- Retaining fee for the hours that you agree to provide cover for, and training to handle emergencies and help your community understand the importance of fire safety.
To find out more about becoming an on-call firefighter please visit our website.
Becoming a Wholetime Firefighter
A firefighter’s role can involve a range of challenging situations and, to help you decide whether this is the job is for you, we have prepared a pre-application checklist for you to complete.
- trustworthy and reliable?
- able to understand and respect diversity and adopt a fair and ethical approach to others?
- open to change and actively seek to support it?
- an effective communicator (both verbally and in writing)?
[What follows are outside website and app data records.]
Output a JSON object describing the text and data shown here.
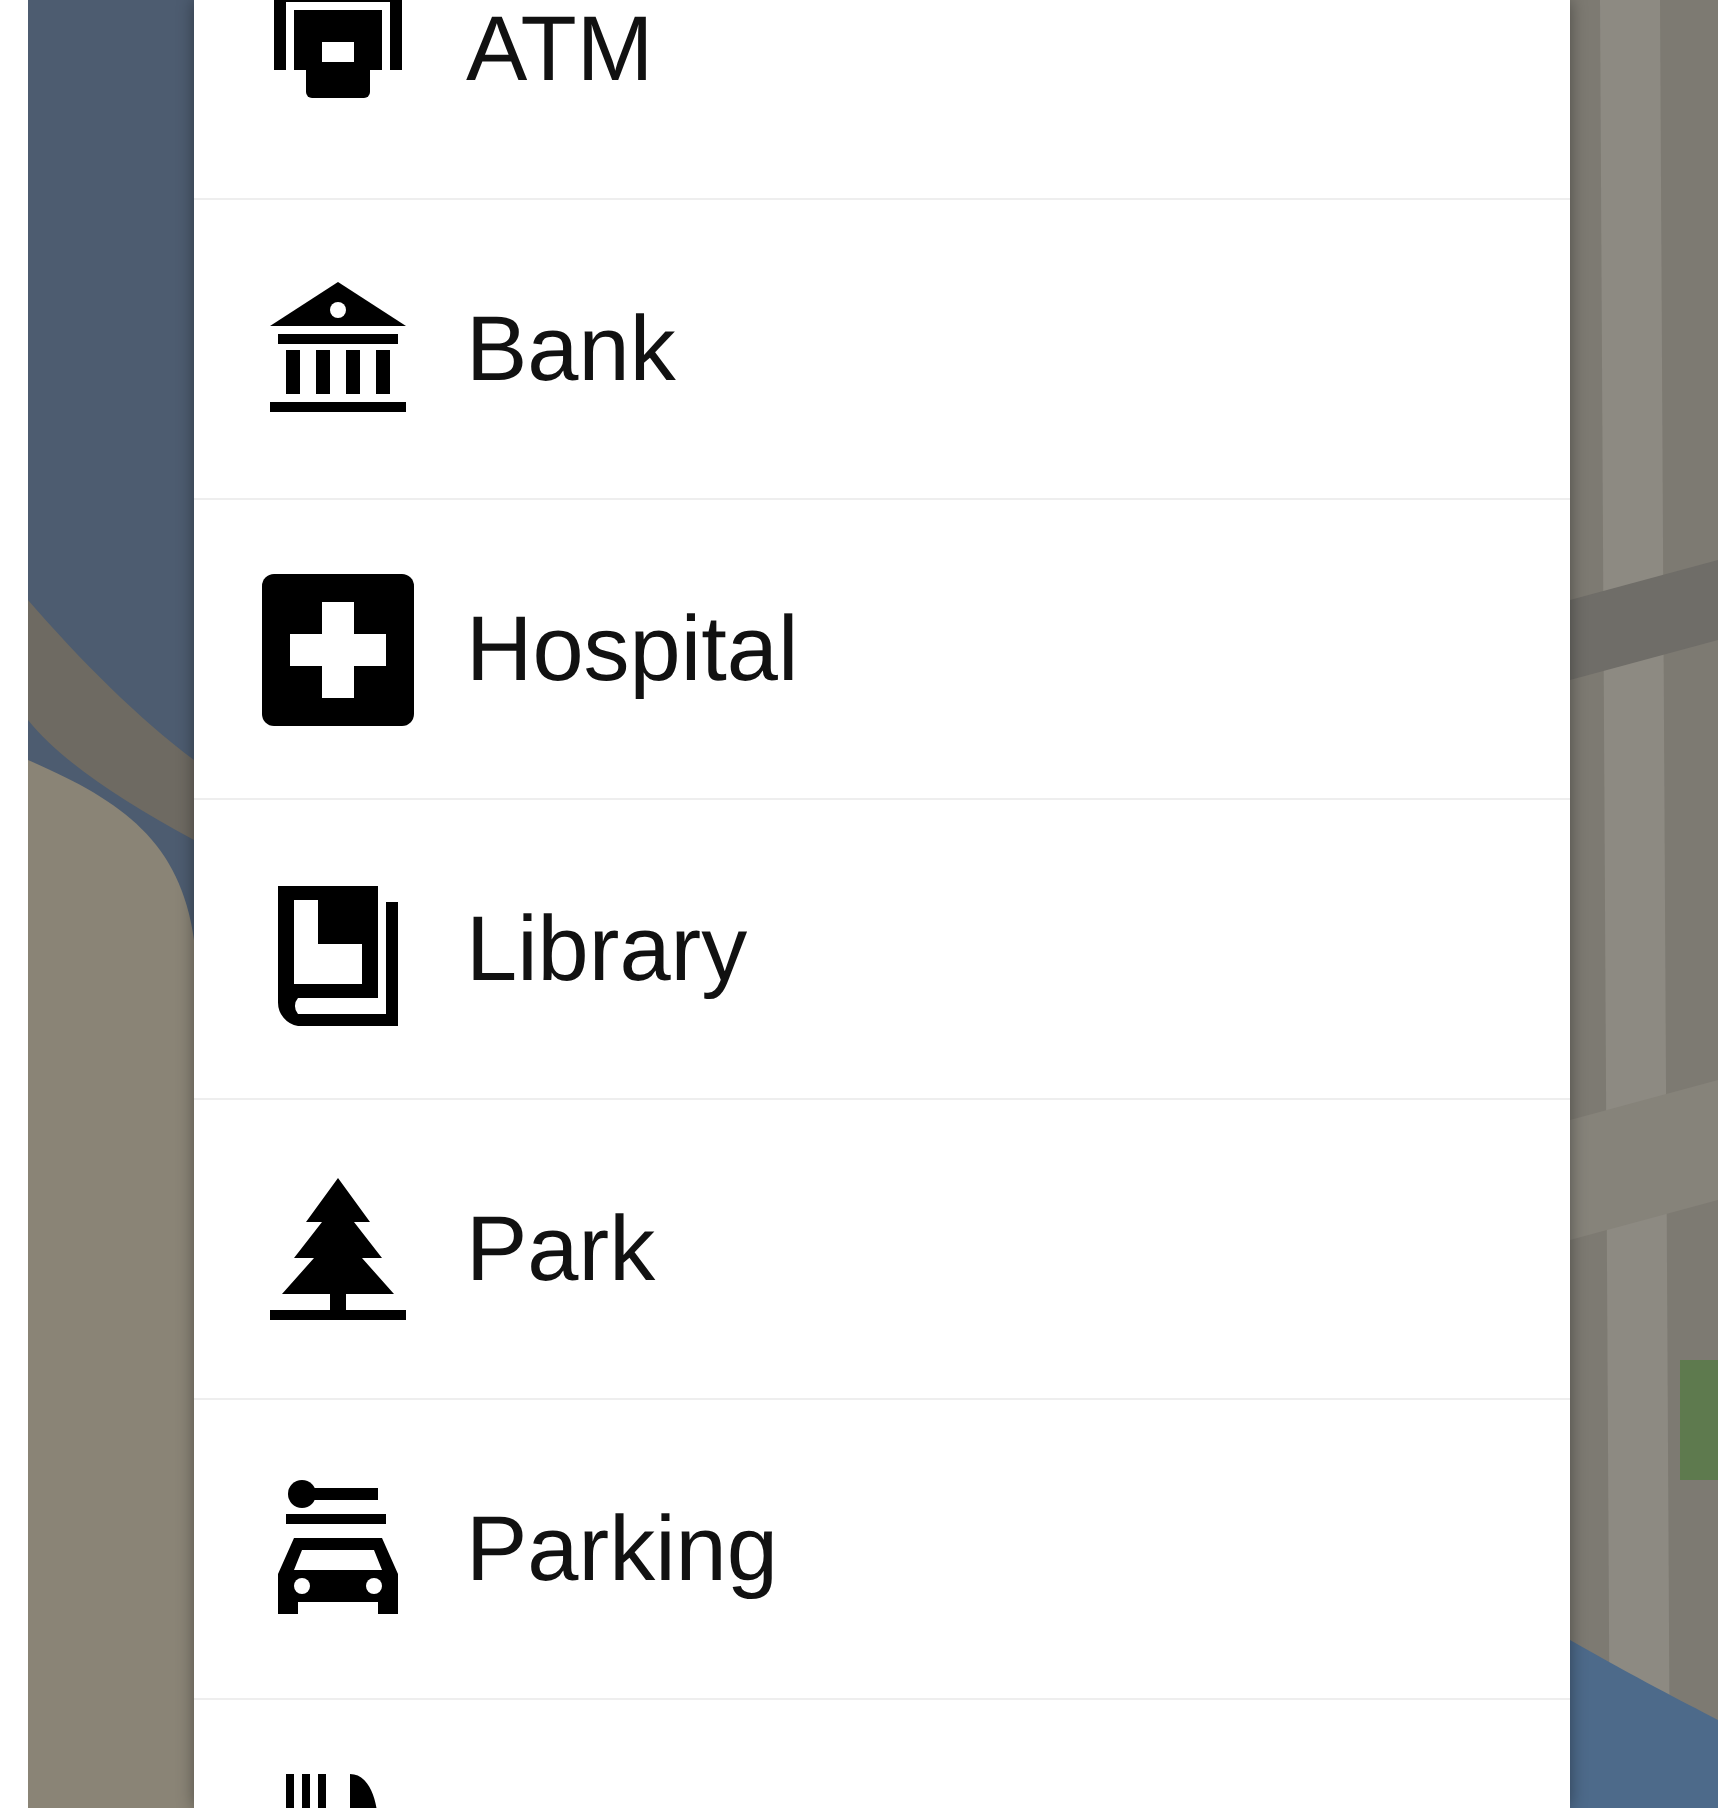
{
  "places": [
    {
      "kind": "atm",
      "label": "ATM"
    },
    {
      "kind": "bank",
      "label": "Bank"
    },
    {
      "kind": "hospital",
      "label": "Hospital"
    },
    {
      "kind": "library",
      "label": "Library"
    },
    {
      "kind": "park",
      "label": "Park"
    },
    {
      "kind": "parking",
      "label": "Parking"
    },
    {
      "kind": "restaurant"
    }
  ]
}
- willing to work scheduled shifts including nights, weekends and public holidays?
- able to drive or, work towards a full driving licence?
- able to understand, retain, apply and adapt relevant information in an organised, safe and systematic way?
- able to work effectively with others, both within the fire and rescue service and the community?
- able to maintain an active awareness of the environment to promote safe and effective working?
- committed to work and able to develop yourself and others?
- able to adopt a conscientious and proactive approach to work to achieve excellent standards?
- able to maintain a confident and resilient attitude in highly challenging situations?
When you are appointed to the role of whole time firefighter, you will attend a specially-equipped training centre, you will be taught basic firefighting skills, ladder safety, hose laying and the use of breathing apparatus.
It takes about three months to complete the basic whole-time training course at a specially-equipped training centre.
Probation period: You'll be on probation for your first year and in development until you demonstrate to your manager that you have achieved the correct level of knowledge, skills and performance in your role as a firefighter.
To find out more about becoming a wholetime firefighter please visit our website.
Becoming a Community Fire Volunteer
We're looking for enthusiastic and caring people who want to make a difference to their community and improve lives through sharing fire safety advice.
After training, you'll have the opportunity to visit the elderly and vulnerable in their homes (always in pairs) and undertake a Safer Home Visit for them, fitting smoke alarms if required and offering fire safety advice.
Our volunteers also attend community events and fairs and give talks to community groups about fire safety or educate young people at Crucial Crew events..
To find out more about becoming a volunteer please visit our volunteer page.